Farmers and industry experts say the higher paddy prices are due mainly to lower production during the recent summer paddy season.
Production is down because the sharp decline in the value of the kyat since the coup has made imported agricultural inputs, including fertilizer, more expensive, while credit has also become more difficult to access. As a result, many farmers have responded by cultivating fewer acres, reducing fertilizer use, or both.
Meanwhile, Yaza Myo from the millers’ association said frequent power outages meant that mills were not able to run at full capacity, and this was also reducing rice supply into the market.
Rice prices have so far risen only modestly: depending on the variety, the staple is selling for K30,000 to K80,000 a bag (one bag contains 24 pyi, around 50 kilograms), an increase of around K2,000 to K4,000 higher per bag based on late 2021 prices.
The World Food Programme’s Market Price Update for March found that prices were up an average of 14pc year-on-year, but the increase was skewed somewhat by significant rises in some conflict-affected areas, such as Kayah and Chin states.
Most states and regions experienced a significant rise during March, including Yangon, where prices were up 9pc, the report said.
Daw Hlaing, a rice merchant from Pyinmana Township in the capital Nay Pyi Taw, said many customers were opting for cheaper varieties of rice.
But exporters don’t have that luxury, Yaza Myo said. They have contracts to meet, and they have to buy the variety stipulated in the contract regardless of the price.
“Before I could buy 750 or 1,000 tonnes with a day’s notice, but now it’s harder because there is less rice available,” he said. “Exporters are having to pay handsome prices to get the amount of rice they need.”
Higher paddy prices would normally be good news for farmers, but this year they have little to celebrate. Higher production costs mean they are making less profit than in previous years.
U Ko Ko Naing, who cultivates 15 acres in Mandalay Region’s Patheingyi Township, said cultivation costs had risen from about K300,000 an acre last year to about K400,000 this year.
A bag of chemical fertiliser that cost K60,000 last year has risen to almost K100,000, while the rental fee for a harvester and thresher has risen from K50,000 to K75,000, due to increased fuel prices.
With cultivation costs so high, Ko Ko Naing said that with an average yield of about 70 baskets an acre the paddy price needs to be about K800,000 for 100 baskets for them to make a small profit.
“So while the paddy price this year is good, farmers won’t make much money from it,” said Ko Ko Naing, who is also a local rice trader.
Because farmers often take out loans to pay for cultivation costs, they also usually have to sell their paddy immediately after harvest, when prices are lowest.

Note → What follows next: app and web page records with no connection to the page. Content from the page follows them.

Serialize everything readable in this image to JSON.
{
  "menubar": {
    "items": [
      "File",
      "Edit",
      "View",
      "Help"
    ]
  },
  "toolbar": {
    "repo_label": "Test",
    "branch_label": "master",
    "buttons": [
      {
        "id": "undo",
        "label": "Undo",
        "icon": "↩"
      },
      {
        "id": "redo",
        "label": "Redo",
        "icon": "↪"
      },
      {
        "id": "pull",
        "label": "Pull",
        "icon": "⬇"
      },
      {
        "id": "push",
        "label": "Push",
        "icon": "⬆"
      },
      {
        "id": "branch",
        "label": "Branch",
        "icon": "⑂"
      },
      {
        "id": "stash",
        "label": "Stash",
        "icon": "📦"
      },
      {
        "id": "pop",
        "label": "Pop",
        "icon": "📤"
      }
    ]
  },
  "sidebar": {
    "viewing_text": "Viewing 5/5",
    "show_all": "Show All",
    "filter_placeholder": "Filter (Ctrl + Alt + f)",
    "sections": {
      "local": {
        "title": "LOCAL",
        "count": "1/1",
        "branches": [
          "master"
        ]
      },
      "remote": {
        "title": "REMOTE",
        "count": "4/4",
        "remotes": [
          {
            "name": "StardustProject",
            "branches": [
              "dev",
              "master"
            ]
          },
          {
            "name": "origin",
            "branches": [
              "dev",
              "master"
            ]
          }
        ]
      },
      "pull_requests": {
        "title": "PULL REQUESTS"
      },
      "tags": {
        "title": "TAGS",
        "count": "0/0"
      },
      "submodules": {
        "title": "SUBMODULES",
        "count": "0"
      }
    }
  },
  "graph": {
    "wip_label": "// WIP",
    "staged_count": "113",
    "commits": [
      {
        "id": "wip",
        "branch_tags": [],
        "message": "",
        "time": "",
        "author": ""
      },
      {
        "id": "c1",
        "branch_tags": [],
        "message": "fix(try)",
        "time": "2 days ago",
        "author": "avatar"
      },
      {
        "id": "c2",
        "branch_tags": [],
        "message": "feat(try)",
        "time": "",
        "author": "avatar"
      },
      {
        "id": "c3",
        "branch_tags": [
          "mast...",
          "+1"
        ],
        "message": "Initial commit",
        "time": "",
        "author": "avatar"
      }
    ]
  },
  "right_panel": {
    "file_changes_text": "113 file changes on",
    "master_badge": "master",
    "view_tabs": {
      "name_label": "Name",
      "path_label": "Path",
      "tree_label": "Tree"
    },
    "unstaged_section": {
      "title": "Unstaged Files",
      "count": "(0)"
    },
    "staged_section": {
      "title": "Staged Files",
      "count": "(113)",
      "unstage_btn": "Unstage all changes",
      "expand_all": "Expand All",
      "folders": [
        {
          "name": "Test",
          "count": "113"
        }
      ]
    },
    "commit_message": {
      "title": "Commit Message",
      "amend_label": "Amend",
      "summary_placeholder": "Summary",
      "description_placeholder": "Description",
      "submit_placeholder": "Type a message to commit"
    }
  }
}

“Only big farmers are able to stock up paddy and sell it later. Most farmers have to sell their paddy straight away to pay off their debts,” said U Myint Wai, who farms nearly 100 acres in Ayeyarwady Region’s Maubin Township. “Now there are buyers but farmers have nothing to sell.”
Most farmers have now brought in their summer paddy and are preparing to grow the monsoon crop, which is harvested towards the end of the year.
There could be more pain ahead for them, however. Rice exports have become an important feature of the market since the 2011 transition, and have generally helped to push up prices.
If export demand dries up due to the exchange rate and other factors, this will put downward pressure on domestic rice prices – but farmers’ cultivation costs are set to remain relatively high.
“The rice industry is only in a good condition if the whole supply chain is doing well,” said Yazar Myo.
Sai Kyaw agreed.
“Farmers won’t make a profit if paddy prices are low, particularly when their input costs are high. But exporters face problems when paddy prices and shipping costs are high because they have to compete with other countries. Either way, it isn’t a good situation.”